Latonia Baptist is a Protestant Church located at 38th and Church Sts. in Latonia, KY. Its origins trace back to its days as a mission of the Immanuel Baptist in Covington. As a mission, it was founded in 1892 by Rev. J.A. Lee (also pastor of Immanuel
Baptist) and several of his followers (this date is, however, debatable, but it
was certainly founded c. 1892). After several years of meeting in small
houses, a permanent church was finally built in 1896. This building was
located at 38th and Decoursey Streets. Latonia Baptist, however,
initially met much resistance upon its attempt to join the local Association of
Baptist Churches due to its conflicts with Immanuel Baptist over becoming
independent from its mother church's Mission. W.R. Hutton was in charge of the
dissident Latonia Baptists from 1898-99 and helped fight Immanuel Baptist's
attempts to rectify the independent faction.
After issues of property ownership were settled, Latonia Baptist was allowed to become independent from Immanuel Baptist. C.A. Earl became the first official pastor of the new church and Latonia Baptist was admitted to the Association in 1900 as the First Baptist
Church of Latonia. Rev. Earl soon left the new congregation in 1904 for
ministerial positions in Texas and was replaced by Jesse Warren Beagle later
that same year. Not long after, in 1907, Beagle too resigned for other
positions, but not before he had overseen the church enlarged in 1905 to
provide for more space.
The next very influential minister in the history of Latonia Baptist, Thomas Clinton Crume (T.C.) became pastor on August 1st, 1913. The church history was apt to note that Crume
was a very active and vigorous minister, and much occurred during his tenure.
A new sanctuary was built in 1917 to accommodate the increasing size of the church's
membership. The new building was designed by local architect Howard McClory
and was located at the corner of Church and 38<sup>th</sup> Streets. The

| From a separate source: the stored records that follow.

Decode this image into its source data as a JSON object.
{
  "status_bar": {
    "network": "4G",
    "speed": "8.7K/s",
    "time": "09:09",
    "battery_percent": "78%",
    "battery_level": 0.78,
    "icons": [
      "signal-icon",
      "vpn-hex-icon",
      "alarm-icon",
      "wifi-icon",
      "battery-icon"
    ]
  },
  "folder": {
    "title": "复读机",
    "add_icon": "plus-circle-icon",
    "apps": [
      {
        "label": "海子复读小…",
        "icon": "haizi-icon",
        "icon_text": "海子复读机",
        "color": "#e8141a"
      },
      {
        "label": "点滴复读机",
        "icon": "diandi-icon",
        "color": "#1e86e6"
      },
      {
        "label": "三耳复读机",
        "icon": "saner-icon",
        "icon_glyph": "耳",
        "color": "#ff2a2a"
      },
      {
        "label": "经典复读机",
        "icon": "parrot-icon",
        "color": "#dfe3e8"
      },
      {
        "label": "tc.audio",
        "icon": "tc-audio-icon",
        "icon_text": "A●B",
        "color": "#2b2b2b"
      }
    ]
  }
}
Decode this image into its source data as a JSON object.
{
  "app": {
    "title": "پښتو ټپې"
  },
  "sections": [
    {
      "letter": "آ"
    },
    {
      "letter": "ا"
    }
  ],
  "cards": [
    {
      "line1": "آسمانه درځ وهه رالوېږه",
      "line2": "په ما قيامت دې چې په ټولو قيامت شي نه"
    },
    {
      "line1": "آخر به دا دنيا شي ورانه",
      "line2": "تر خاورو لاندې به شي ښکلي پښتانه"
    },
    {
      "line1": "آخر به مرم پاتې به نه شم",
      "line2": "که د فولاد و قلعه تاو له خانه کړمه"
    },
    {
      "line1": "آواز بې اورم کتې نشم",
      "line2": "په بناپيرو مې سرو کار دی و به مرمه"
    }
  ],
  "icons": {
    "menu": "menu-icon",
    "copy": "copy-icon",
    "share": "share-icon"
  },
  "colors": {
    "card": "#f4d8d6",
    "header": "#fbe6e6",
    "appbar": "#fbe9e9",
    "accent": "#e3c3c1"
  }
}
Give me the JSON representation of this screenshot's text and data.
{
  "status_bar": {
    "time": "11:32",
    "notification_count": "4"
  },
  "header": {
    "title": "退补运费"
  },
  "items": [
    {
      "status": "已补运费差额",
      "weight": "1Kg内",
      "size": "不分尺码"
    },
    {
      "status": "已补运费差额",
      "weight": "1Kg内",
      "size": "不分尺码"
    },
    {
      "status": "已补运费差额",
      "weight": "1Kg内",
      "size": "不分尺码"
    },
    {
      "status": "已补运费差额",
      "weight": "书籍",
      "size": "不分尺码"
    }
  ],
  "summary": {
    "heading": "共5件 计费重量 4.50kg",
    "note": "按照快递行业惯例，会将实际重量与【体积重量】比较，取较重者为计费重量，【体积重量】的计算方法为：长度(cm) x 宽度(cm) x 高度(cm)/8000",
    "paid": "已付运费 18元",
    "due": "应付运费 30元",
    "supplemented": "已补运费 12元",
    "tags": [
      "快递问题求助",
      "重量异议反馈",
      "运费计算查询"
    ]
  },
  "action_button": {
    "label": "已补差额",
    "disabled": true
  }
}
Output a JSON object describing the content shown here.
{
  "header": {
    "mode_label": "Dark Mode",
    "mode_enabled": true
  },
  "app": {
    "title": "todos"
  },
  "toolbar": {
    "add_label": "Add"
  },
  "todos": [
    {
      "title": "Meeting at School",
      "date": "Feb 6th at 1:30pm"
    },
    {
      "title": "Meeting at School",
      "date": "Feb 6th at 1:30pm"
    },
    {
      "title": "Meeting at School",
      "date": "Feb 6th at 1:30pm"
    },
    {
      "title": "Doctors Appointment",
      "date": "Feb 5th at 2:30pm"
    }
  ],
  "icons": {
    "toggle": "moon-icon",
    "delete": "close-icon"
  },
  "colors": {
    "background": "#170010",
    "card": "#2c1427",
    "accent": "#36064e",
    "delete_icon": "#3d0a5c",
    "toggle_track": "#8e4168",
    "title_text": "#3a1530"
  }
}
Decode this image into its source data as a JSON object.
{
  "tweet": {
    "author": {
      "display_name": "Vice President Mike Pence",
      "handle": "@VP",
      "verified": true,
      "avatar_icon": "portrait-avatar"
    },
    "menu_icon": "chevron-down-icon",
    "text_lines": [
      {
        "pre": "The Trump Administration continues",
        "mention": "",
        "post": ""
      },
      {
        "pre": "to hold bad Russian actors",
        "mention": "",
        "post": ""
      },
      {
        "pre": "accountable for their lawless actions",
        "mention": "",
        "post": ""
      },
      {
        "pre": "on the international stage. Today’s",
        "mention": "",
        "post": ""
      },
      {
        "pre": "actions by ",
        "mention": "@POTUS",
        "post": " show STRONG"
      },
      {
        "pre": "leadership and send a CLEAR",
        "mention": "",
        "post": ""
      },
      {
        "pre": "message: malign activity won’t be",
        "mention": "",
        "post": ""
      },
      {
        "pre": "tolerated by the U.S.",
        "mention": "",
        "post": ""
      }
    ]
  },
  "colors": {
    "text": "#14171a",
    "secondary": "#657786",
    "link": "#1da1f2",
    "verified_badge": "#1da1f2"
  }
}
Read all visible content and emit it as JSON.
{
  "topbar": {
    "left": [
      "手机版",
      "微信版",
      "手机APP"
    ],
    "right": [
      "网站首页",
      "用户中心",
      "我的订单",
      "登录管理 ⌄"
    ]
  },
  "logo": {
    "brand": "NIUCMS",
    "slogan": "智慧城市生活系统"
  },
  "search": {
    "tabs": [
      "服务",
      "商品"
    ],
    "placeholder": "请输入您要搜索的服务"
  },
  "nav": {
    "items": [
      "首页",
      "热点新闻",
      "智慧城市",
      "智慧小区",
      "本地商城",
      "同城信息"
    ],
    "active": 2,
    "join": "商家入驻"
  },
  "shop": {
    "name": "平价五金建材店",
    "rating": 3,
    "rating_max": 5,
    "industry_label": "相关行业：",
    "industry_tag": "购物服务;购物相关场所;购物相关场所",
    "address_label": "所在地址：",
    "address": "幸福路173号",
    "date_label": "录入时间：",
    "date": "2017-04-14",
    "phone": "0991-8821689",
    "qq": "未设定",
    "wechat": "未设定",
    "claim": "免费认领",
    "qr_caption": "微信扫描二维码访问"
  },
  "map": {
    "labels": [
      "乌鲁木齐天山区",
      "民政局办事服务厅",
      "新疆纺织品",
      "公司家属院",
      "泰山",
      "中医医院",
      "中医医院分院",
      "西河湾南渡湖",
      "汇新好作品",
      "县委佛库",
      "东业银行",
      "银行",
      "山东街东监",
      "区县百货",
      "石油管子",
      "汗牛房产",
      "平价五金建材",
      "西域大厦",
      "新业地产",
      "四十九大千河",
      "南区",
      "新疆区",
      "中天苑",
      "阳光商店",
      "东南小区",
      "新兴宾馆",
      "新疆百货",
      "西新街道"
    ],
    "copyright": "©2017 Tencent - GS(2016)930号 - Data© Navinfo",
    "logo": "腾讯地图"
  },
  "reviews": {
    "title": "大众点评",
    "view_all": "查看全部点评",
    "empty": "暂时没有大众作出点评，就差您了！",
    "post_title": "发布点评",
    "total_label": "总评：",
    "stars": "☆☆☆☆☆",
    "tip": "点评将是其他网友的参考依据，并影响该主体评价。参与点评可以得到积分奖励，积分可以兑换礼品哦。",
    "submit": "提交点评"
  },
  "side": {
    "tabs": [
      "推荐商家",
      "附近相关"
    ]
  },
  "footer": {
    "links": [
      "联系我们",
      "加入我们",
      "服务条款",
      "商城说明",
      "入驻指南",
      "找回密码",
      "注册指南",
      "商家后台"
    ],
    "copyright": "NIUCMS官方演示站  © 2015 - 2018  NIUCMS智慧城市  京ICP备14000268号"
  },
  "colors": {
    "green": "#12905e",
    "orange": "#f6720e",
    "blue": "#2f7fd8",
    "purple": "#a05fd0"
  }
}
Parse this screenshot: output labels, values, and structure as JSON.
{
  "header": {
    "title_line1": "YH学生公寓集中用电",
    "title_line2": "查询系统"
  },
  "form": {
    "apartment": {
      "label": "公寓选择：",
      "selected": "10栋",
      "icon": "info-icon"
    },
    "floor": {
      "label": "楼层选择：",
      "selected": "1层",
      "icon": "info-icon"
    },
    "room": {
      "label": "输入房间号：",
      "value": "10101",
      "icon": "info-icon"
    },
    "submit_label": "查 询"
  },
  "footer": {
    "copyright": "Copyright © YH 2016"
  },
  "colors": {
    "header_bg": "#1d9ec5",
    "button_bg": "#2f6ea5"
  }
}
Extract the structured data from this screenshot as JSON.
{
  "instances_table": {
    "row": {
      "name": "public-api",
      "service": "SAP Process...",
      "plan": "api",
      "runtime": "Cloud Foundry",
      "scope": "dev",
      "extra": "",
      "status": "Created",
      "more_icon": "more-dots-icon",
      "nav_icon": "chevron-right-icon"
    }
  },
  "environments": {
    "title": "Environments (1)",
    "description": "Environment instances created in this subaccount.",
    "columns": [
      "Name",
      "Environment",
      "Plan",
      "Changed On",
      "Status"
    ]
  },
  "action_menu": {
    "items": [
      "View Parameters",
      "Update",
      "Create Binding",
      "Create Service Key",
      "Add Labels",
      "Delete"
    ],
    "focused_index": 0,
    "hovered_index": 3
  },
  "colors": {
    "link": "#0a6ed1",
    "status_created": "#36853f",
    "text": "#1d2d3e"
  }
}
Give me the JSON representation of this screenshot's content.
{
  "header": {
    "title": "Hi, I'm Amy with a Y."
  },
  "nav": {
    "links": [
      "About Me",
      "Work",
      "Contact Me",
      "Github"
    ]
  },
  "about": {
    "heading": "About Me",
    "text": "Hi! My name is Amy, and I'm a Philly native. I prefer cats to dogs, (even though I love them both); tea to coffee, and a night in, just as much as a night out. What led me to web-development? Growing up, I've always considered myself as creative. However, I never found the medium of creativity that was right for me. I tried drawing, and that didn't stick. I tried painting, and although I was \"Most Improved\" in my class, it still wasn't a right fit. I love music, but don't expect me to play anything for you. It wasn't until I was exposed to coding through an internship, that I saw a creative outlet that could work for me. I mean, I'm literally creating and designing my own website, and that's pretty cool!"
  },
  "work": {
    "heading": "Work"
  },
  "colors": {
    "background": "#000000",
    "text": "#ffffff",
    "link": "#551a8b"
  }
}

church included an auditorium seating 300 and was built at the cost of
$33,000. By 1920, Latonia Baptist was the largest Baptist Church in the Association and by then it had already begun missionary efforts within the city.
An interesting episode in the church's history occurred in the early 1920's when several of its members began to dissent against Rev. Crume. The church history cited several possible
reasons, from the pastor's preoccupation with the new construction to his
excessive visiting of other churches at the expense of his own. Regardless,
the result was that several of the deacons at Latonia Baptist (along with other
high officials) attempted to oust Crume from his position, only to be
themselves expelled by the general congregation for attacking the pastor they
respected. The splinter group then attempted to found their own church,
Calvary Baptist, and conflict continued for quite some time despite
In 1923, Rev. Crume resigned from
Latonia Baptist and soon afterward became a missionary. He was replaced later
that year by O.J. Steger, a minister that the church has since dubbed the “Son
of Thunder." During his tenure, the church expanded its missionary activity to
other parts of Latonia and constructed several mission houses.
During the Depression, however, the church fell on very hard
financial times while under the leadership of Rev. Black, who had become pastor
in 1926. Several of the church's peripheral functions were suspended or
attenuated by such circumstances.
Rev. Black was eventually replaced
by Lewis C. Ray in 1939, who himself was quickly succeeded by Rev. Huss. Huss
himself oversaw construction of the new Sunday School, completed in 1941,
designed by Rev. Ray.
More missions were established in Latonia through the next several years. Before the end of the 40's, however, Rev. Huss resigned and was replaced by Thomas Shelton who became pastor in December of
1950. Throughout Shelton's stay as minister, Latonia Baptist continued to fund
and expand its various missions throughout the city, including a couple
constructed in the interim after Huss resigned. Several of these missions
would go on to become members of the Baptist Association later in the 50's. As
for Latonia Baptist itself, another large educational building was also added
onto the main church in 1954. A kindergarten and library opened up soon afterwards.
In 1965, Rev. Shelton resigned to pursue other
positions within the Baptist Association. Latonia Baptist, however, celebrated
its 75th Anniversary in 1975 with many of the former pastors,
including Shelton, in attendance. As of 1972, the pastor was Harold Wainscott.
Latonia Baptist, as a result of its extensive missionary activity, has become known as “The Mother of Baptist Churches in Latonia." Churches formed from Latonia Baptist included:
Decoursey Baptist, Calvary Baptist, Ashland Avenue Baptist and Rosedale
The Spirit of Antioch (Main Source) Church
Publication; The Kentucky Post 8-16-75 p 12, 9-26-16 p3.